Alumni gather around Ms. Budin, a Pre-K teacher at CPS.

Alumni and students gather around Ms. Budin, a Pre-K teacher at CPS.

Despite excitement for the social aspects of their future education, Head of School Eric Jones delivered a powerful speech reminding students not to lose sight of the importance of schoolwork. Inspired by a Tavis Smiley interview with Will Smith, Mr. Jones urged the group to “never stop working – you have to be willing to put in work.”
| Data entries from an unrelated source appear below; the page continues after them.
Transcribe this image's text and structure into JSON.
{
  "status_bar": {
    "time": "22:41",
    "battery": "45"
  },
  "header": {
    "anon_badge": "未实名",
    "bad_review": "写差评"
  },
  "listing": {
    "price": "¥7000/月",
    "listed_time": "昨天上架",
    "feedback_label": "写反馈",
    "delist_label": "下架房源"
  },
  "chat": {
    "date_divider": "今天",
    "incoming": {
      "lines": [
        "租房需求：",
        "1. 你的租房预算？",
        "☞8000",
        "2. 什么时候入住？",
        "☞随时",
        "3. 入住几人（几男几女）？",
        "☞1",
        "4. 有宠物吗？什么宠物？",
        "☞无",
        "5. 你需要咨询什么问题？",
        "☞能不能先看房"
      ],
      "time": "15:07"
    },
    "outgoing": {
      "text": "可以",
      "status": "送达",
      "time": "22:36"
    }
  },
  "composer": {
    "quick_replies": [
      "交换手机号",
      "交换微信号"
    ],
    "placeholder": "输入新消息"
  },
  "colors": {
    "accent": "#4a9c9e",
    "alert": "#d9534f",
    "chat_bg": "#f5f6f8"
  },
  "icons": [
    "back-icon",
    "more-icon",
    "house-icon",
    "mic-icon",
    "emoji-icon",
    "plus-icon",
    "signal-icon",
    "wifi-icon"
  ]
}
Energy was palpable as the meeting adjourned, and many attendees lingered to spend more time with the other students, families, and faculty members. Katie Greenbaum, Director of Alumni Support, hopes to capture that energy to make this year the strongest yet for the Alumni Program. This year, the program will continue to provide opportunities for alumni to gather and share their new experiences, as well as continue to support the success of CPS alumni and their families through middle school and high school. Students will have access to workshops and resources throughout the year, and caregivers can stay involved through potluck dinner workshops on topics ranging from homework help to demystifying boarding school.


Layla and Zahir welcome their new schoolmate Michael to Norwood-Fontbonne Academy.

“It’s exciting to see our older alums step up to the plate as leaders and mentors,” said Ms. Greenbaum of the event. “I was inspired watching Zahir [Class of 2012] share words of wisdom with Michael [Class of 2014], who is about to join him at Norwood-Fontbonne Academy. That sense of community and responsibility for helping fellow CPS alumni succeed is what it’s all about.”